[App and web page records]
══════

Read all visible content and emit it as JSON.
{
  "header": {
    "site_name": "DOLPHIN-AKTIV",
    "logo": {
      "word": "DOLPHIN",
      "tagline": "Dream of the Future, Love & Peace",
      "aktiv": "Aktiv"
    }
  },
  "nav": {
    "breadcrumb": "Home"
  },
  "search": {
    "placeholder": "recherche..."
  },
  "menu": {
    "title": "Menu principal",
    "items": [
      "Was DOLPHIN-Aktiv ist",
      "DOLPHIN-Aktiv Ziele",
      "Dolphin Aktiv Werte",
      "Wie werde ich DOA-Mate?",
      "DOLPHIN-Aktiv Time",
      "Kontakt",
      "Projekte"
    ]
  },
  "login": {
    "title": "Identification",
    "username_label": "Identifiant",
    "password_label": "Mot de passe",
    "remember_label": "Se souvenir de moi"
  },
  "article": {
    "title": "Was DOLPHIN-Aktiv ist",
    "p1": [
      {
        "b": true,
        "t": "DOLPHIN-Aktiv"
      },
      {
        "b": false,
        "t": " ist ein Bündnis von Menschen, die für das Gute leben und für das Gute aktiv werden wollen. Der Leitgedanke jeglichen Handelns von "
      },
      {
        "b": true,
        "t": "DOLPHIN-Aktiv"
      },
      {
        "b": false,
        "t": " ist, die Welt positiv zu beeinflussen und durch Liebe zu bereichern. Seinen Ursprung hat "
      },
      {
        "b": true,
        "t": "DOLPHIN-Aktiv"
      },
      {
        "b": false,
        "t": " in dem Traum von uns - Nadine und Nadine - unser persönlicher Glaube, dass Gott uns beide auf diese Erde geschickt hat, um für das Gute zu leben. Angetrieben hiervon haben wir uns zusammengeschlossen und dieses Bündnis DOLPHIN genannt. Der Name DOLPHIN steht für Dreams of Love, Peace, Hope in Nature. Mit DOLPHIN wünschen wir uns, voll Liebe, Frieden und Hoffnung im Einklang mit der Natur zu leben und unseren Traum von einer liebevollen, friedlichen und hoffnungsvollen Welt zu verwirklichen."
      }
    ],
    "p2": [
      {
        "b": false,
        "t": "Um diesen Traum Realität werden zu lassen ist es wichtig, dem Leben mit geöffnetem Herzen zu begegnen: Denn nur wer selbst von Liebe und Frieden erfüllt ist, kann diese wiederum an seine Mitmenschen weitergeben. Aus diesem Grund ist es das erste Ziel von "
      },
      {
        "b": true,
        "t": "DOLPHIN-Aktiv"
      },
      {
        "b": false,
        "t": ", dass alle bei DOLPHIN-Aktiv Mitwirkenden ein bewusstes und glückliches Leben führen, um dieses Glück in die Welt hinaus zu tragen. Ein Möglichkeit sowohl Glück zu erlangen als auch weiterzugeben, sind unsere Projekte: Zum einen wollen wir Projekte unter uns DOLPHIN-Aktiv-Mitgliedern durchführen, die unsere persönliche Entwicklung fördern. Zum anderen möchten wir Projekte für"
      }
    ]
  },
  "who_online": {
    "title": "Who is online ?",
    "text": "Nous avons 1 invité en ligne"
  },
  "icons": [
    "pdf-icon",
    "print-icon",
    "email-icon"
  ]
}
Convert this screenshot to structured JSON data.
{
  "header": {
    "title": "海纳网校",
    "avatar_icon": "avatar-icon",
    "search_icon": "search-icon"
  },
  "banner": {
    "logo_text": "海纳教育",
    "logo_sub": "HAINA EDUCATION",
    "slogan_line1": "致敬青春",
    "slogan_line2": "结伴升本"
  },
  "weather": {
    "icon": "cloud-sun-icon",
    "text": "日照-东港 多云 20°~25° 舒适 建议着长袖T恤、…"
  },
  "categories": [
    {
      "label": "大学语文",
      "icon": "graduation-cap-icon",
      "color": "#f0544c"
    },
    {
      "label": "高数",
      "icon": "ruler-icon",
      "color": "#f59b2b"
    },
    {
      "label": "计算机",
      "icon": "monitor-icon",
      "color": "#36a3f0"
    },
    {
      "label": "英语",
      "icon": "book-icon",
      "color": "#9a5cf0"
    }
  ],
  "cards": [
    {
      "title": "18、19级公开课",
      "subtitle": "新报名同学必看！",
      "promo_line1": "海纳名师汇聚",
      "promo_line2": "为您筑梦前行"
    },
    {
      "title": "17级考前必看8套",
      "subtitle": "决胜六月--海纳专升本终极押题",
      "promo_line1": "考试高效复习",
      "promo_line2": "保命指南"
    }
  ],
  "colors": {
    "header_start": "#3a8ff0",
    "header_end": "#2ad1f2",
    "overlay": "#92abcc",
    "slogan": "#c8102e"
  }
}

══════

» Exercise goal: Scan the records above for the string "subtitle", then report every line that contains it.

» Answer area:
      "subtitle": "新报名同学必看！",
      "subtitle": "决胜六月--海纳专升本终极押题",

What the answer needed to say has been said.